Children have a 70% chance of having an allergic reaction if their parent or sibling suffers from it. Allergic diseases like eczema or asthma in the parent may also affect the child’s immunity to certain foods. However, the reverse is also true, many children who have had severe allergic reaction have no family history of it. If there is any known history, it’s best to consult your doctor to know the best way to introduce different kinds of foods into your child’s menu. The doctor might recommend a skin allergen test to identify the child’s reaction under controlled conditions.

Foods With High Allergens

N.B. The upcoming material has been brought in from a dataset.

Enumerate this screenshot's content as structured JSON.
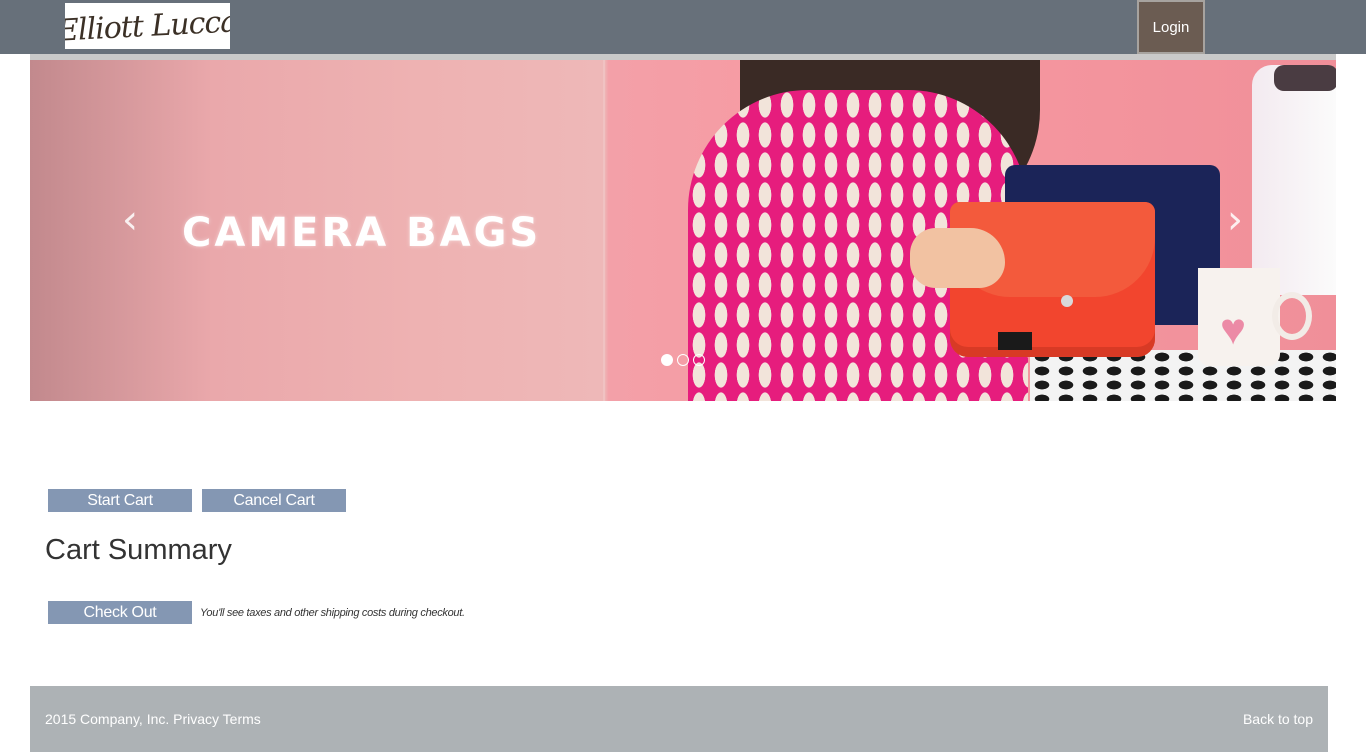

Eight Common Foods Are To Blame For Most Allergies

6 million children in the U.S. suffer from allergic reactions. There are eight common foods that cause 90% of the reactions – milk, wheat, eggs, soy, peanuts, tree nuts, shellfish and fish. Many children seem to grow out of wheat, milk and egg allergies. However, if the child is allergic to seafood and peanut it might persist with them all their lives.

The Right Time To Start Solids

: You Can Start Solids As Early As 6 Months

Some parents might think it is better to hold off trying out foods with known allergens till their infants are older. However, the American Academy of Pediatrics recommends that it’s best to get babes introduced to these foods by the 4 to 6 month mark. Waiting till they are a year old might exacerbate allergic reactions. You can start your baby off on baby cereals and purees, slowly introducing foods like peanuts, wheat. eggs and milk one at a time.

Follow An Order In Introducing Solids

It’s always safest to start with the least allergenic and slowly move up to the more allergenic. Introduce foods one at a time, keeping at least a 3-day gap between each. Allergic reactions sometimes take a while to develop and it’s best to know which one exactly your child is allergic to. Start off with rice and root vegetables slowly leading up to grains. Keep wheat for the very last. Egg yolks are quite safe, it’s the whites that contain albumin that can be highly allergic. Keep this to when your baby is one year old. Another food to keep till later is honey. While not allergenic, it contains a bacterium that can cause botulism. A baby’s digestive system cannot handle this, which can lead to long-term effects.

Allergies vs Intolerance

Allergic reactions and intolerance are two very different things. An allergy is a defense by your own body’s immune system against what it sees as an enemy. It results in varying levels of mild to extreme reactions which can affect the respiratory or the gastrointestinal system. If not treated in time, it can sometimes be deadly. Intolerance on the other hand is a metabolic reaction to an enzyme in a specific food. Lactose and gluten intolerance are common examples. This is never deadly but can cause discomfort.

Symptoms Of Allergic Reactions

If your child is allergic to any food, the reactions will appear anywhere from a few minutes to a couple of hours. When your child tries a food for the first time, watch out for hives or rashes, breathlessness, swelling of the face or lips, vomiting, diarrhea or loss of consciousness. If they are breathless or losing consciousness call 911 immediately as allergic reactions can escalate quickly.